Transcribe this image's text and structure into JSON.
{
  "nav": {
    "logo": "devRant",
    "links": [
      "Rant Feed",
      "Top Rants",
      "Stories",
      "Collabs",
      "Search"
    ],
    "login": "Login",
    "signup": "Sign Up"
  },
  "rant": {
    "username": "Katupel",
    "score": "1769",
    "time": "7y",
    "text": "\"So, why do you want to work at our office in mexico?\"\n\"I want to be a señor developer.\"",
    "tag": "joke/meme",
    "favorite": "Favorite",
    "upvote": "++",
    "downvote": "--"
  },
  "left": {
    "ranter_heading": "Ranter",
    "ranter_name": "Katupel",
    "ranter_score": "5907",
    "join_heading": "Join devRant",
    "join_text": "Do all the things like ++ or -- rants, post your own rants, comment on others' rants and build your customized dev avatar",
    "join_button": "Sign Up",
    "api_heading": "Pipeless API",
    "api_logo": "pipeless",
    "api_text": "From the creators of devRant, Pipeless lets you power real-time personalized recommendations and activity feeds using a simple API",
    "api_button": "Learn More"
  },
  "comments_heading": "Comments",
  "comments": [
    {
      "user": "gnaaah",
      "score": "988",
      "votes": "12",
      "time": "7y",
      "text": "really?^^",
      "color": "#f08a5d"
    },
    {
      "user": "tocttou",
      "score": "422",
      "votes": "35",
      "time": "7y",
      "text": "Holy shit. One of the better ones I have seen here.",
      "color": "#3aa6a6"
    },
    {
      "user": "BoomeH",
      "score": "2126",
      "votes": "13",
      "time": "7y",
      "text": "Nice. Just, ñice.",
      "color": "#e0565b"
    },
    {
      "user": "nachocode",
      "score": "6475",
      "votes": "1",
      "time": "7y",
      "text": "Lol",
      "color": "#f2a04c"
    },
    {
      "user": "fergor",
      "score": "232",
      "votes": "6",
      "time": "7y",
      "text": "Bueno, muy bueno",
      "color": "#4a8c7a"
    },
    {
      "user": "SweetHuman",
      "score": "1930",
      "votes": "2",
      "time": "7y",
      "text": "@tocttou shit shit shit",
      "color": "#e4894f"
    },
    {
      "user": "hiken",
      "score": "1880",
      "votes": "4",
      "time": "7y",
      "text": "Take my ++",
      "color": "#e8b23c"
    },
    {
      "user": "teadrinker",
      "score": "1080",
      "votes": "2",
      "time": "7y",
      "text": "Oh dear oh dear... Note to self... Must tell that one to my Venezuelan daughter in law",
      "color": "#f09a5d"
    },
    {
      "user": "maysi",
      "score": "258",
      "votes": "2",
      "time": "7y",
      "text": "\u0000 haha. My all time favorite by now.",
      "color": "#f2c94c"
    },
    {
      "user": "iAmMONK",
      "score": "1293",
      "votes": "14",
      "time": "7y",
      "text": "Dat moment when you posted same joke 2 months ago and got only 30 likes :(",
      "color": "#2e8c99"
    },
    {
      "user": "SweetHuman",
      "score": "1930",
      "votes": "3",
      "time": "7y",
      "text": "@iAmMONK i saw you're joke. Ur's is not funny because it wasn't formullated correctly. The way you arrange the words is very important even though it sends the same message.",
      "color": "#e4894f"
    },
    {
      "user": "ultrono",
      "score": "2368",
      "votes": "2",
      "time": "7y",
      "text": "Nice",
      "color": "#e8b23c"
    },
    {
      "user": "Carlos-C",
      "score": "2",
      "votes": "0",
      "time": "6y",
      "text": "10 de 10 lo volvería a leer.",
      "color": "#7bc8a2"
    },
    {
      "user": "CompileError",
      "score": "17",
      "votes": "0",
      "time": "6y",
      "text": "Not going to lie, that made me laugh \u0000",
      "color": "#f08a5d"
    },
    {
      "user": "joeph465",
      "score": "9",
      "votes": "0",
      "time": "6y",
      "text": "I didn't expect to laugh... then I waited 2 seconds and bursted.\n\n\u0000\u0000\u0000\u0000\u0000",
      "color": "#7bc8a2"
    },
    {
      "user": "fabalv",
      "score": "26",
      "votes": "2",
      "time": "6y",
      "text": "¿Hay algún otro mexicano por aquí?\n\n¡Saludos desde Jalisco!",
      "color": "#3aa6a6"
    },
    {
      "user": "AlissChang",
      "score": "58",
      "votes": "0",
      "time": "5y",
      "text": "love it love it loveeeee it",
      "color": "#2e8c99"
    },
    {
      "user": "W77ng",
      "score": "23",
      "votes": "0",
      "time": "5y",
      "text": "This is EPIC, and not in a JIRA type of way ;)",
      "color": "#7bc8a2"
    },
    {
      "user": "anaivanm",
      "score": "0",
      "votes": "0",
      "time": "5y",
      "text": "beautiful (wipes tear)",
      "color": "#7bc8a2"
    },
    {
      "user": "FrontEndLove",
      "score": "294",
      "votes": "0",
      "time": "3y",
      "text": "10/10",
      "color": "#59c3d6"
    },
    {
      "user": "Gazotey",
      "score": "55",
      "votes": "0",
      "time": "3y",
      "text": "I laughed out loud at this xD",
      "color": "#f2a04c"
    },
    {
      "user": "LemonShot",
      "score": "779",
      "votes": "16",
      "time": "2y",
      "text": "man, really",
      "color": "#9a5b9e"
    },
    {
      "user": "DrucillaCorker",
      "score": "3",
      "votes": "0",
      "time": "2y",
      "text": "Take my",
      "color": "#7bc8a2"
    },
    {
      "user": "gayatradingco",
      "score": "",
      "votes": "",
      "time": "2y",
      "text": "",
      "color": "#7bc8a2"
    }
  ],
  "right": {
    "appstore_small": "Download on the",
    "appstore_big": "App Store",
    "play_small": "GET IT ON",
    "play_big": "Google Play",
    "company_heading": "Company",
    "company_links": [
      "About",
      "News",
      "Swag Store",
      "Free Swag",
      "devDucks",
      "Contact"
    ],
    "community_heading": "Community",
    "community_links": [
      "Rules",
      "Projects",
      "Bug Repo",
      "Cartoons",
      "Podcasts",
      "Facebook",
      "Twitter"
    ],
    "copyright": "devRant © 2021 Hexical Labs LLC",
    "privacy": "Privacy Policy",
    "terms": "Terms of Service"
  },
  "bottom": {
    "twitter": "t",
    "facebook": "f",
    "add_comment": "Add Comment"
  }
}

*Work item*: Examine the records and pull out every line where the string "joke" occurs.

*Answer space*:
    "tag": "joke/meme",
      "text": "Dat moment when you posted same joke 2 months ago and got only 30 likes :(",
      "text": "@iAmMONK i saw you're joke. Ur's is not funny because it wasn't formullated correctly. The way you arrange the words is very important even though it sends the same message.",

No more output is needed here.